Material shown ->
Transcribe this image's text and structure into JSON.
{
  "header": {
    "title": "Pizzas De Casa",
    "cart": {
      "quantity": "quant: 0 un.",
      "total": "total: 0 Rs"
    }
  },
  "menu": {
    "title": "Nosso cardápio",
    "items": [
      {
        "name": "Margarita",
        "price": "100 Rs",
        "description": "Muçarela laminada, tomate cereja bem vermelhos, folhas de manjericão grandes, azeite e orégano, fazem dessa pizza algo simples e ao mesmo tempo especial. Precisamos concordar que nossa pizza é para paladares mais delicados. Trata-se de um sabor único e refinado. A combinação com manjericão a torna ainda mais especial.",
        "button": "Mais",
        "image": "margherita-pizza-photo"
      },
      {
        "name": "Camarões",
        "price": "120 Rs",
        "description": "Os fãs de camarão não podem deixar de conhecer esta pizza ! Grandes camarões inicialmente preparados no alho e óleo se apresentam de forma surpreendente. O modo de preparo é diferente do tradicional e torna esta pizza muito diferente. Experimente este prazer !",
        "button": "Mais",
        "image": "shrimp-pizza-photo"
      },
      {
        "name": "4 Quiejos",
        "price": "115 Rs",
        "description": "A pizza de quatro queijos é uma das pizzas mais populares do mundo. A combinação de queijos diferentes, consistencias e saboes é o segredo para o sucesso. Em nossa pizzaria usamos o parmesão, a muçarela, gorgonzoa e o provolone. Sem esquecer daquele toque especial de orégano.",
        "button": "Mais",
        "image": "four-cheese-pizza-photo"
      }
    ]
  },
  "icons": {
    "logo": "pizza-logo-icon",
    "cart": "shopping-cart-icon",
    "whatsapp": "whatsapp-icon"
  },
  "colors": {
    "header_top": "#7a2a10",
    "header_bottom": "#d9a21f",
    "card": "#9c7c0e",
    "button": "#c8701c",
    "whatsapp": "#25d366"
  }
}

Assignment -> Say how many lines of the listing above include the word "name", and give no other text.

Task solution -> 3